Enter the MX1000. At first, it looks big and gaudy, but first impressions aside, it's quite well designed. It's on the heavy side of mice, and if you're used to a lighter mouse, it could take some getting used to. I've had it for about 2 years now, and whenever I use lighter mice, I just find myself flinging the cursor around the screen. I feel the extra weight, with the smooth glide provides good enough accuracy to not have the mass be an issue. Also, its a much 'taller' mouse than usual, but I find this gives somewhere for your hand to rest, so you're not just pushing a mouse around with your fingertips, like I find with smaller mice.

This mouse uses an 2.4ghz RF transmission, so the reception is quite good. In fact, upon the slightest movement of the mouse, the little battery light turns on and movement is virtually immediate. Whatever those lasers do down there, its working. And there is no lag like I've experienced with the MX900 (which is a solid BT mouse for the business crowd in its own right). This quick reception doesn't tax the batteries as much as you would think. With normal use, the embedded lithium batteries only need charging about once a week. If you're a hardcore gamer, every three days may be a more realistic period, so you'll have to schedule those 3 hour full charges in between sessions. The mouse automatically turns 'off' after 5 seconds of non-use, but springs back instantly. This is a clever way to save energy and it clearly works.

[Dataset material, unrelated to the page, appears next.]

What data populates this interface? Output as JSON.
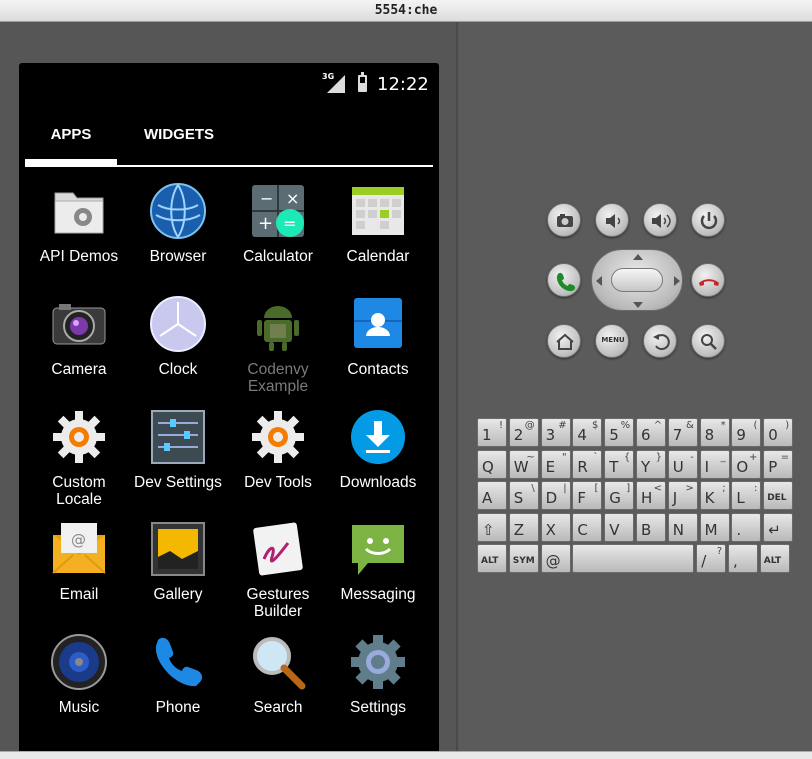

Now for some tiny grips (keyword: tiny). At first the heavy mouse does take some getting used to, but its a learning curve well worth it. Also, my mouse after two years of steady use has shown some aging. The logitech logo on the back no longer has the logitech text as it has worn off, just leaving the graphic. This doesn't affect its functionality in any way, but if you're picky about that stuff, who knows. Also, when the battery eventually hits a critical level, it will pop up a little box in the corner that constantly tells you your battery life is low. It gets annoying as it kind of lags my computer a bit. And when you do charge it, make sure it shows the bars charging, cause sometimes the contacts don't sit JUST right.

The buttons involve a scroll rocker above and below the scroll wheel, and a forward back for the thumb, as well as a button in between the forward/back buttons. I find I use the scroll up/down 'click' for larger scrolls, and the wheel itself for more precise scrolls. The back/forward are second nature to me now, but I hardly use the button between those two, but it is easily pressed by the thumb. The scroll wheel has the standard button push as well as left and right rocking, which is pretty cool. Unfortunately with all these buttons, the Logitech Setpoint software is lacking in functions to use them with. I personally use uberKeys to set them to my own desired functions. Try using left and right scroll as next and previous track for your media player. Ingenious? Yes, I know. If only Logitech would listen up.

This mouse is a generation old, as the new MX Revolution is out. I've found the Revolution has a little less 'bulk' but is just as solidly made as the MX1000. If you can find the MX1000 still, it would be a solid purchase regardless. It doesn't have the restricting cord as my old mx500, the lag of my mx900, and it is a solid performer, if you're looking for a high end mouse with everything you need.